Ned and Roxton heard the anxious shout and turned to see Challenger quickly scoop the child in his arms. The spider hissed loudly as it moved forward to deliver a powerful bite to Challenger's hand. The scientist cried out at the pain as the spider's fangs sank into his flesh. The spider bit hard and fast then backed away, waving its long arms in an aggressive manner. He tried to act as a barrier between the animal and the child as Ned and Roxton were suddenly beside them. Ned grabbed his son as Roxton took a knife to stab at the creature. The large spider hissed furiously as the knife impaled its hairy body. It writhed and thrashed trying to attack the human until the only movements were reflexive twitching.

"Challenger," Ned looked at the red swollen bite.

"Unca George," Tommy cried, not quite understanding what the fuss was about.

Challenger was examining the twin fang marks on his hand. The skin around the bite was already swollen and red, and very painful.

"I don't believe it injected any venom," he commented as he examined the wound. "But i still need to treat this. The sooner the better.
" Did it bite Tommy?"

Ned was already examining his son's hands and feet, the boy giggling as if being tickled.

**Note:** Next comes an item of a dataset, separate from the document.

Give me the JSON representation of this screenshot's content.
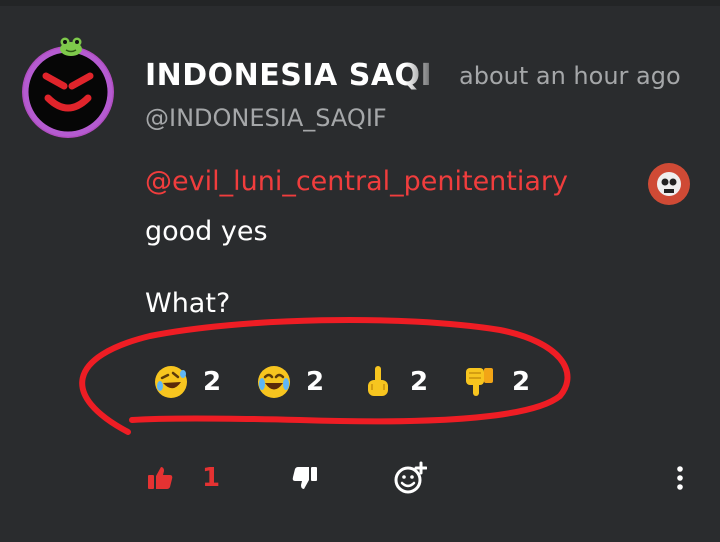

He sighed with relief as he shook his head.

"No," Ned replied, eyeing the older man. "Are you going to be alright?"

"I believe so," Challenger was pressing his hand to his chest. "Most spiders won't inject their venom on such a large target, but if they do it shouldn't be enough to do any significant damage."

"What kind of spider is this?" Roxton asked holding the knife in the air. One of the spider's legs was still moving.

"I'm not certain," was the reply. "But magnificent isn't it? Those legs are at least fifteen centimeters, the body alone is five centimeters. If you don't mind, John, I'd like to examine it in the lab, perhaps I can determine the species, if it is indeed poisonous, or how toxic it may be."

Roxton frowned at the idea of carrying the dead animal to the Treehouse but knew there was no arguing with the scientist.

"Yet another fine specimen for your collection, George," the hunter laughed.

"I'd say we've had enough swimming for one day," Ned added still cradling his son, although Tommy was squirming to be put down. The father reluctantly let him.

Tommy ran to Challenger, pointing to the injured hand.

"Ouch?" He said, frowning at the laughter from the men. He grabbed the hand, kissed it and beamed. "All better."

Challenger knelt and the boy hugged him tightly.
"Yes, Tommy, all better," he smiled.

The End

A/N: the spider is a Brazilian wandering spider, which was listed in 2010 in the Guiness Book of World Records as the most venomous spider however, there is an antivenom available. Although there have been reported deaths from these spiders few bites are deadly as the spider normally would not kill a human with a single bite, realistically it would conserve its venom for hunting or defense. Using enough venom would leave the spider vulnerable to predators or unable to kill its prey. The bite can be painful as with any animal bite. The species is found native to Brazil, Costa Rica, and Argentina. A number of these spiders have been found in shipments of bananas to the UK also earning them the nickname banana spiders.